Using the data below, gather each line that includes the word "chatbots".

================================

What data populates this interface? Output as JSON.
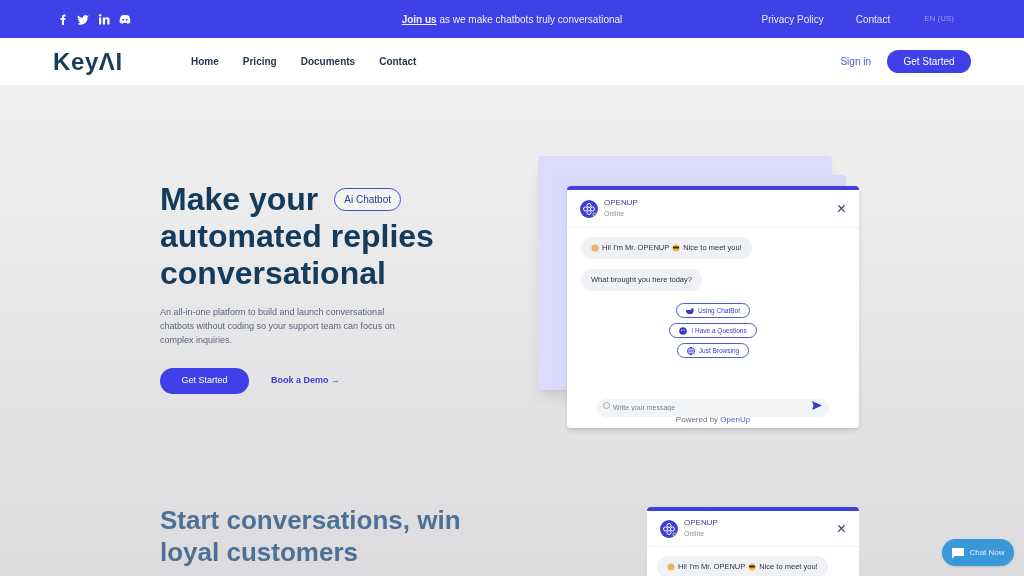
{
  "top_bar": {
    "socials": [
      {
        "kind": "facebook"
      },
      {
        "kind": "twitter"
      },
      {
        "kind": "linkedin"
      },
      {
        "kind": "discord"
      }
    ],
    "announcement": "**Join us** as we make chatbots truly conversational",
    "links": [
      "Privacy Policy",
      "Contact"
    ],
    "language": "EN (US)"
  },
  "nav": {
    "logo": "KeyΛI",
    "items": [
      "Home",
      "Pricing",
      "Documents",
      "Contact"
    ],
    "sign_in": "Sign in",
    "cta": "Get Started"
  },
  "hero": {
    "headline_lines": [
      "Make your",
      "automated replies",
      "conversational"
    ],
    "badge": "Ai Chatbot",
    "description": "An all-in-one platform to build and launch conversational chatbots without coding so your support team can focus on complex inquiries.",
    "primary": "Get Started",
    "secondary": "Book a Demo →"
  },
  "chat_widget": {
    "name": "OPENUP",
    "status": "Online",
    "close": "×",
    "messages": [
      {
        "parts": [
          "Hi! I'm Mr. OPENUP",
          "Nice to meet you!"
        ]
      },
      {
        "parts": [
          "What brought you here today?"
        ]
      }
    ],
    "options": [
      {
        "label": "Using ChatBot",
        "kind": "hand"
      },
      {
        "label": "I Have a Questions",
        "kind": "face"
      },
      {
        "label": "Just Browsing",
        "kind": "globe"
      }
    ],
    "input": {
      "placeholder": "Write your message"
    },
    "powered": "Powered by **OpenUp**"
  },
  "section2": {
    "headline_lines": [
      "Start conversations, win",
      "loyal customers"
    ],
    "chat_widget": {
      "name": "OPENUP",
      "status": "Online",
      "close": "×",
      "message_parts": [
        "Hi! I'm Mr. OPENUP",
        "Nice to meet you!"
      ]
    }
  },
  "chat_now": "Chat Now"
}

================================

* **Task output**
    "announcement": "**Join us** as we make chatbots truly conversational",
    "description": "An all-in-one platform to build and launch conversational chatbots without coding so your support team can focus on complex inquiries.",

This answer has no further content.